Exercise: Every entry must be copied word for word.

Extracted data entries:
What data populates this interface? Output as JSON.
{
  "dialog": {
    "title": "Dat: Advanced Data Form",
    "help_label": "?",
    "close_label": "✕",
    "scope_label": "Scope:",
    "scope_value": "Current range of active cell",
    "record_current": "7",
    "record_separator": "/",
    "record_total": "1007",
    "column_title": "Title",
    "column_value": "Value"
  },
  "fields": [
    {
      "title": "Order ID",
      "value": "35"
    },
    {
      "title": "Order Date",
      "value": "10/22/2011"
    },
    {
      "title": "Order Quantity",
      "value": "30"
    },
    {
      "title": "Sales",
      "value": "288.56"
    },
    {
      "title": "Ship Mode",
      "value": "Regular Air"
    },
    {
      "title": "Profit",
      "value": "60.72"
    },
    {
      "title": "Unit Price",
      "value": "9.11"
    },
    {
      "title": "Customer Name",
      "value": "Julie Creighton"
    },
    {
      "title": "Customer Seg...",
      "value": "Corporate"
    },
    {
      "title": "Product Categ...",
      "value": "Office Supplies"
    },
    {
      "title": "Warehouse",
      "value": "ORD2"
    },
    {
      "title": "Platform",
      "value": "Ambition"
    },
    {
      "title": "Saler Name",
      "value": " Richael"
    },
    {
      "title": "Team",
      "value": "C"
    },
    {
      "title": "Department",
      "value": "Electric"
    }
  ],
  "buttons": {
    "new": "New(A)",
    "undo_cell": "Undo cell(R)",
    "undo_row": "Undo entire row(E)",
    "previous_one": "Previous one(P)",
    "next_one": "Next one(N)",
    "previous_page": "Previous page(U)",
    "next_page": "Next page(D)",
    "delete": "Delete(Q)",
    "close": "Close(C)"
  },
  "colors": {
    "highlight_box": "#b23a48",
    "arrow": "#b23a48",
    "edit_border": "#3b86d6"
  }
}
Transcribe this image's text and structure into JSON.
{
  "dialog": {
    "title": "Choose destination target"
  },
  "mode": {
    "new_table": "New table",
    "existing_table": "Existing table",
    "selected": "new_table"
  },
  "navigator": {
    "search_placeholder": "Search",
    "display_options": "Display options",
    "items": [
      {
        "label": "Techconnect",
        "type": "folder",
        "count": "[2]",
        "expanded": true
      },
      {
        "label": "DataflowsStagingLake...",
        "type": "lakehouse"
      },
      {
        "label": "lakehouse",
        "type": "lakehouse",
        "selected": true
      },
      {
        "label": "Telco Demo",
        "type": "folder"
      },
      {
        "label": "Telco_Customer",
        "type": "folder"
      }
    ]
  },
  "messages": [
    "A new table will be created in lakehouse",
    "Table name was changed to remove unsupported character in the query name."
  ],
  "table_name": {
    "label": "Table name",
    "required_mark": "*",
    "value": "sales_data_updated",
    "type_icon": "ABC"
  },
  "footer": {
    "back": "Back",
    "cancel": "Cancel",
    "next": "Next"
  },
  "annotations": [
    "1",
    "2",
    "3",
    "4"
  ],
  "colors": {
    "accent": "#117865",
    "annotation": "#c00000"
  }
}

Task solution:
What data populates this interface? Output as JSON.
{
  "dialog": {
    "title": "Dat: Advanced Data Form",
    "help_label": "?",
    "close_label": "✕",
    "scope_label": "Scope:",
    "scope_value": "Current range of active cell",
    "record_current": "7",
    "record_separator": "/",
    "record_total": "1007",
    "column_title": "Title",
    "column_value": "Value"
  },
  "fields": [
    {
      "title": "Order ID",
      "value": "35"
    },
    {
      "title": "Order Date",
      "value": "10/22/2011"
    },
    {
      "title": "Order Quantity",
      "value": "30"
    },
    {
      "title": "Sales",
      "value": "288.56"
    },
    {
      "title": "Ship Mode",
      "value": "Regular Air"
    },
    {
      "title": "Profit",
      "value": "60.72"
    },
    {
      "title": "Unit Price",
      "value": "9.11"
    },
    {
      "title": "Customer Name",
      "value": "Julie Creighton"
    },
    {
      "title": "Customer Seg...",
      "value": "Corporate"
    },
    {
      "title": "Product Categ...",
      "value": "Office Supplies"
    },
    {
      "title": "Warehouse",
      "value": "ORD2"
    },
    {
      "title": "Platform",
      "value": "Ambition"
    },
    {
      "title": "Saler Name",
      "value": " Richael"
    },
    {
      "title": "Team",
      "value": "C"
    },
    {
      "title": "Department",
      "value": "Electric"
    }
  ],
  "buttons": {
    "new": "New(A)",
    "undo_cell": "Undo cell(R)",
    "undo_row": "Undo entire row(E)",
    "previous_one": "Previous one(P)",
    "next_one": "Next one(N)",
    "previous_page": "Previous page(U)",
    "next_page": "Next page(D)",
    "delete": "Delete(Q)",
    "close": "Close(C)"
  },
  "colors": {
    "highlight_box": "#b23a48",
    "arrow": "#b23a48",
    "edit_border": "#3b86d6"
  }
}
Transcribe this image's text and structure into JSON.
{
  "dialog": {
    "title": "Choose destination target"
  },
  "mode": {
    "new_table": "New table",
    "existing_table": "Existing table",
    "selected": "new_table"
  },
  "navigator": {
    "search_placeholder": "Search",
    "display_options": "Display options",
    "items": [
      {
        "label": "Techconnect",
        "type": "folder",
        "count": "[2]",
        "expanded": true
      },
      {
        "label": "DataflowsStagingLake...",
        "type": "lakehouse"
      },
      {
        "label": "lakehouse",
        "type": "lakehouse",
        "selected": true
      },
      {
        "label": "Telco Demo",
        "type": "folder"
      },
      {
        "label": "Telco_Customer",
        "type": "folder"
      }
    ]
  },
  "messages": [
    "A new table will be created in lakehouse",
    "Table name was changed to remove unsupported character in the query name."
  ],
  "table_name": {
    "label": "Table name",
    "required_mark": "*",
    "value": "sales_data_updated",
    "type_icon": "ABC"
  },
  "footer": {
    "back": "Back",
    "cancel": "Cancel",
    "next": "Next"
  },
  "annotations": [
    "1",
    "2",
    "3",
    "4"
  ],
  "colors": {
    "accent": "#117865",
    "annotation": "#c00000"
  }
}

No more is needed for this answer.